“There are other companies doing what IntelliFarms does – some more successful than others but it’s a really cool way to approach agriculture – to have these agriculture companies who are disrupting the industry,” Chan said.
Chan is right about disruption. If one looks at the big picture they will see how IntelliFarms can take things one step further: they can help eliminate the farmer’s risk of not having a crop that pays for itself – a role traditionally fulfilled by government subsidies. They make farming profitable.
Subsidies protect a farmer from two things: Mother Nature and market fluctuations – the market fluctuations can force a farmer to sell at a loss or be stuck with his grain without a buyer. No one can overcome Mother Nature but IntelliFarms’ technology ensures that a farmer can always put up a good fight against her. Furthermore, a farmer can always find the highest bidder and store their grain until they have a buyer knowing the quality of the crop they have grown.
Now, take one moment and imagine if everyone were on this system. In theory, farmers could have such a dramatic effect on the supply side that they could influence demand to make prices meet their profit goals – eliminating their need for subsidies, according to Florey.
“Our number one goal is to create a profitable economy for farmers,” Florey said. “The only way to do that is to increase production and decrease post-harvest lost.”
For developing countries this is huge – it means governments can feed more of their people and can spare revenue for other needs like education and infrastructure. Furthermore, when yield is maximized by farmers in developed countries, they can export surpluses to these developing countries. These countries will have their food needs met until they can develop their agriculture enough to completely sustain their populations, ideally using this same smart farming technology.
The next step for the World Trade Center Arkansas is to collaborate with the teams from Canada, Kenya and Cote d’Ivoire and arrange a trade mission to bring IntelliFarms to these countries. Then IntelliFarms, the Center – and by extension the University of Arkansas – can lay the groundwork for an effective approach to solving hunger problems in undeveloped countries that have perplexed the world for decades.
The mission of the World Trade Center Arkansas is to grow trade and increase Arkansas exports by connecting Arkansas businesses to the world through international trade services.

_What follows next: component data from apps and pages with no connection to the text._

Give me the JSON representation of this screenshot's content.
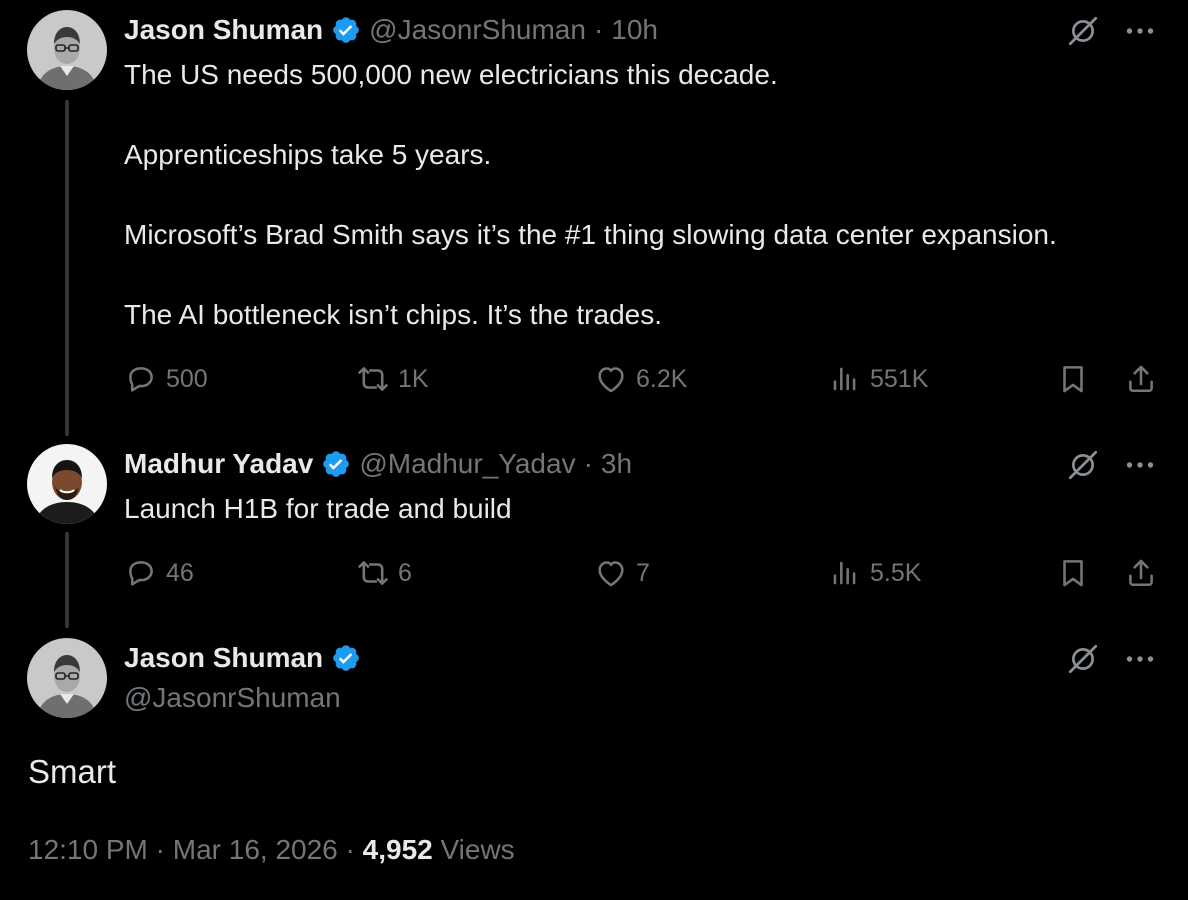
{
  "colors": {
    "background": "#000000",
    "text": "#e7e9ea",
    "muted": "#71767b",
    "verified": "#1d9bf0",
    "thread_line": "#333639"
  },
  "tweets": [
    {
      "name": "Jason Shuman",
      "handle": "@JasonrShuman",
      "separator": "·",
      "time": "10h",
      "avatar_icon": "avatar-man-glasses",
      "text": [
        "The US needs 500,000 new electricians this decade.",
        "Apprenticeships take 5 years.",
        "Microsoft’s Brad Smith says it’s the #1 thing slowing data center expansion.",
        "The AI bottleneck isn’t chips. It’s the trades."
      ],
      "replies": "500",
      "reposts": "1K",
      "likes": "6.2K",
      "views": "551K"
    },
    {
      "name": "Madhur Yadav",
      "handle": "@Madhur_Yadav",
      "separator": "·",
      "time": "3h",
      "avatar_icon": "avatar-smiling-man",
      "text": [
        "Launch H1B for trade and build"
      ],
      "replies": "46",
      "reposts": "6",
      "likes": "7",
      "views": "5.5K"
    }
  ],
  "focus": {
    "name": "Jason Shuman",
    "handle": "@JasonrShuman",
    "text": "Smart",
    "time": "12:10 PM",
    "date": "Mar 16, 2026",
    "separator": "·",
    "views_count": "4,952",
    "views_label": "Views"
  },
  "icons": [
    "verified-badge-icon",
    "grok-icon",
    "more-icon",
    "reply-icon",
    "repost-icon",
    "like-icon",
    "views-icon",
    "bookmark-icon",
    "share-icon"
  ]
}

For more information and valuable updates, please follow the Center on Facebook and Twitter, or subscribe to the World Trade Center Arkansas newsletter.
The World Trade Center Arkansas would like to thank Bentonville Public Schools students Tanner Burgess, Blake Belts, Davis Wiggins, Mary Cait Caroom and Mary Rocha of the Ignite Professional Studies Program for creating the infographics.